_GIVEN RECORDS_
_ _ _ _ _ _ _
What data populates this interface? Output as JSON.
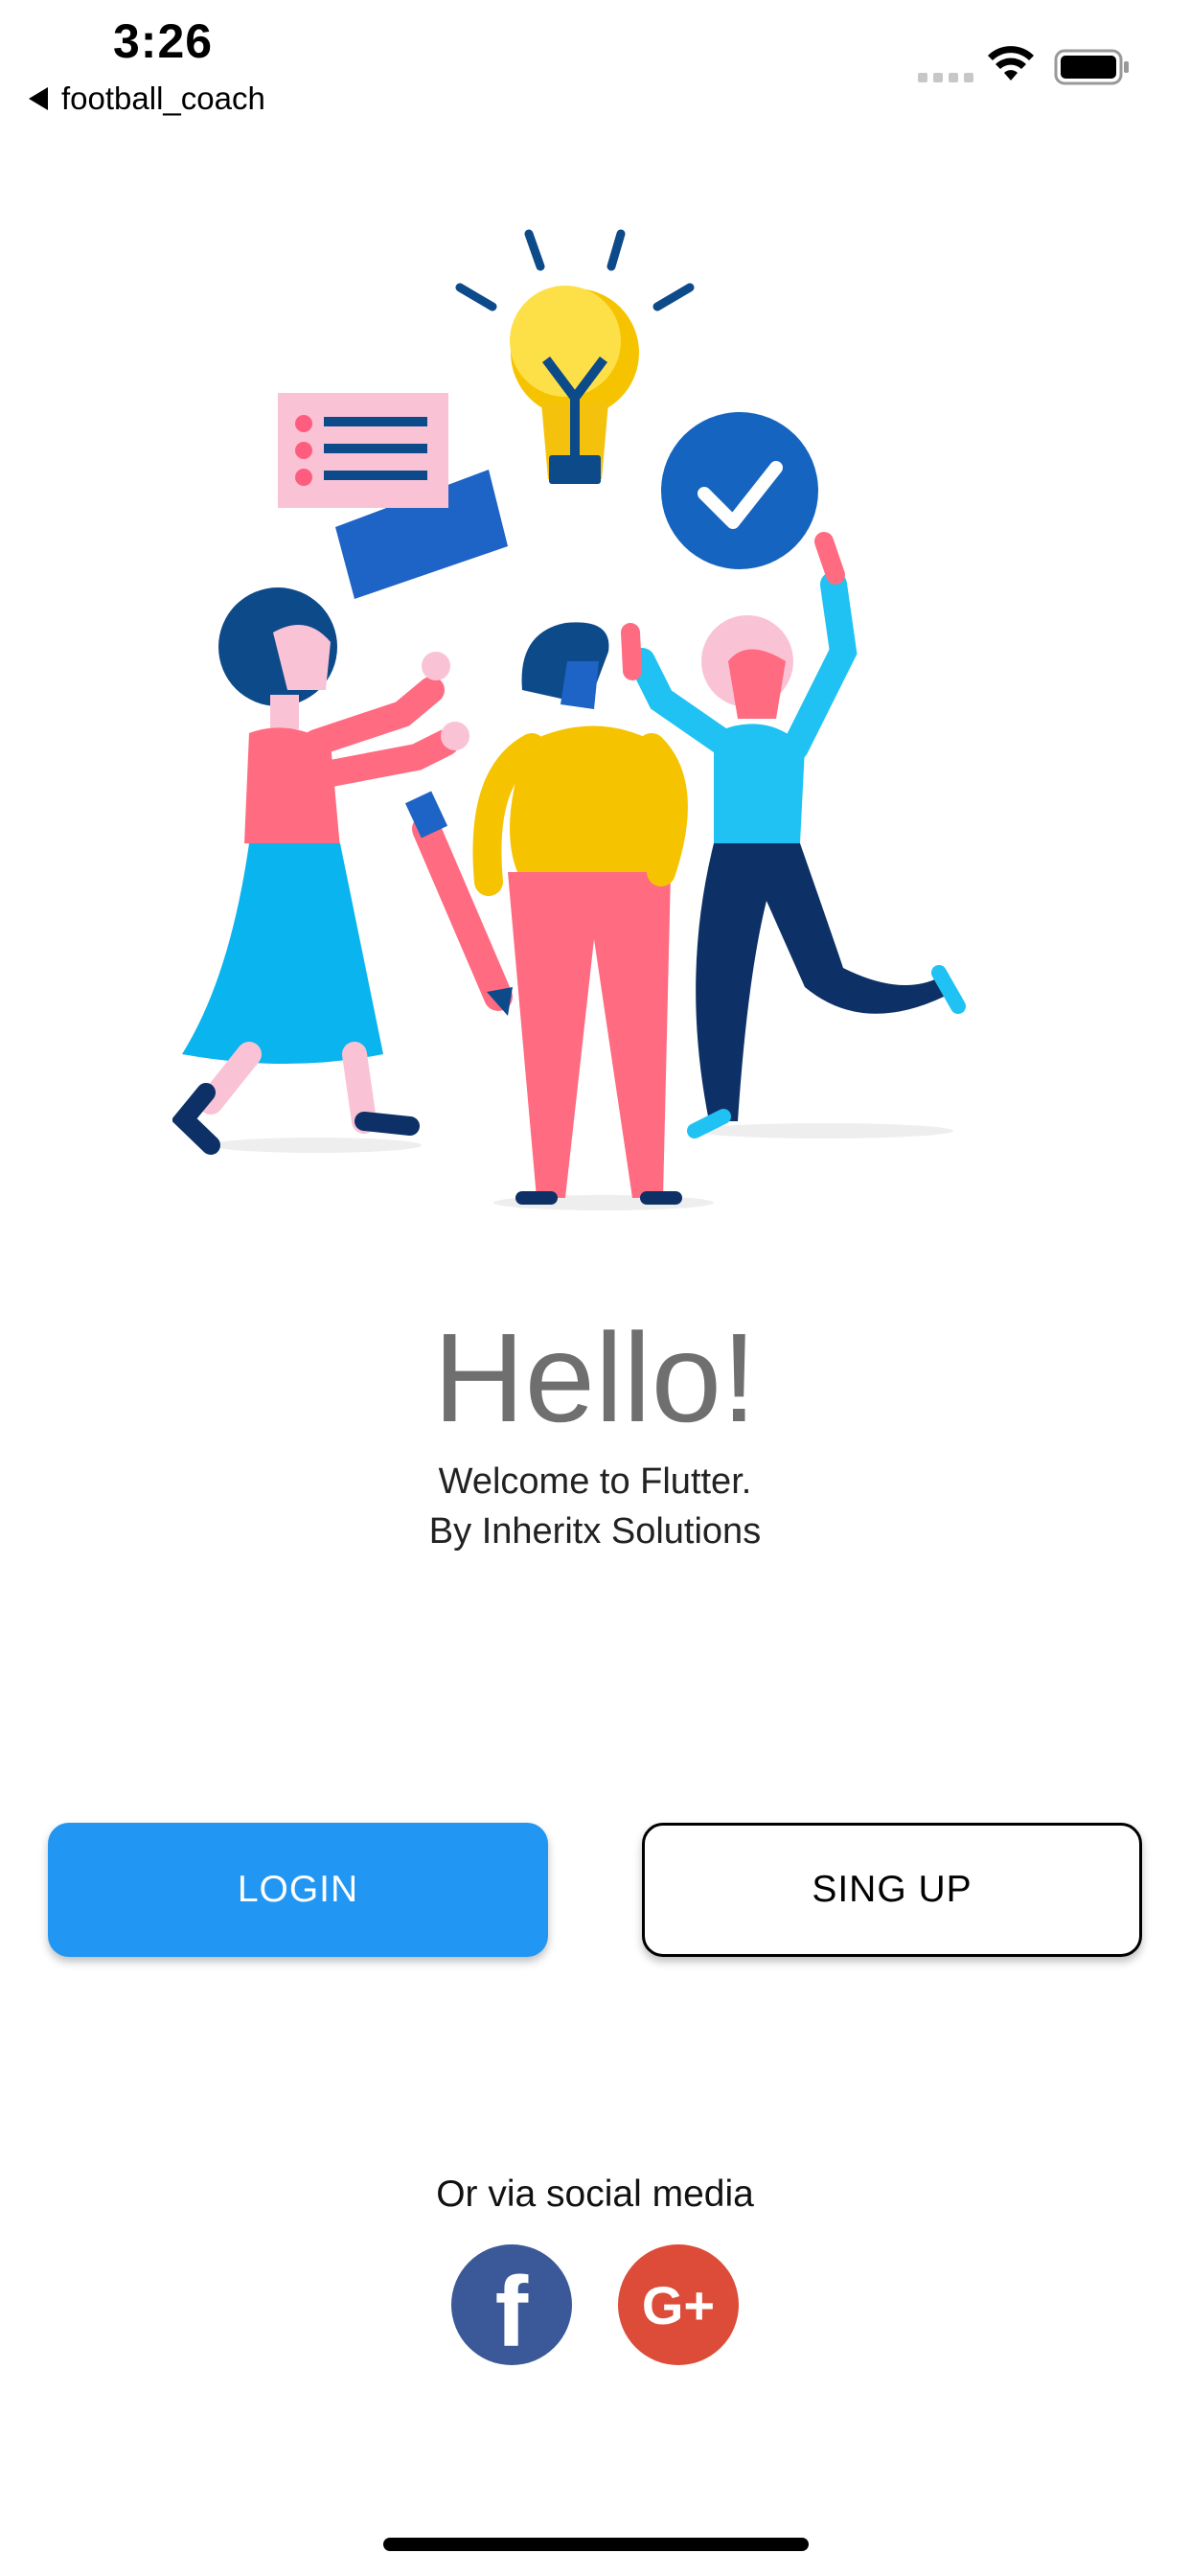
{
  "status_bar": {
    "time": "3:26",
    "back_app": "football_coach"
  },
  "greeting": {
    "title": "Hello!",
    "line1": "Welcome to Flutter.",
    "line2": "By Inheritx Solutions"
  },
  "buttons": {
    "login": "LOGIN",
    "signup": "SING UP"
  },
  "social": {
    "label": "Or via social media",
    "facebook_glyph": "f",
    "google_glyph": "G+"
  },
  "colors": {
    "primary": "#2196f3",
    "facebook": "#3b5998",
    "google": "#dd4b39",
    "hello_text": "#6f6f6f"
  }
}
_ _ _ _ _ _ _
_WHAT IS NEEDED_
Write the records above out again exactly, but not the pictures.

_COMPLETED EXERCISE_
What data populates this interface? Output as JSON.
{
  "status_bar": {
    "time": "3:26",
    "back_app": "football_coach"
  },
  "greeting": {
    "title": "Hello!",
    "line1": "Welcome to Flutter.",
    "line2": "By Inheritx Solutions"
  },
  "buttons": {
    "login": "LOGIN",
    "signup": "SING UP"
  },
  "social": {
    "label": "Or via social media",
    "facebook_glyph": "f",
    "google_glyph": "G+"
  },
  "colors": {
    "primary": "#2196f3",
    "facebook": "#3b5998",
    "google": "#dd4b39",
    "hello_text": "#6f6f6f"
  }
}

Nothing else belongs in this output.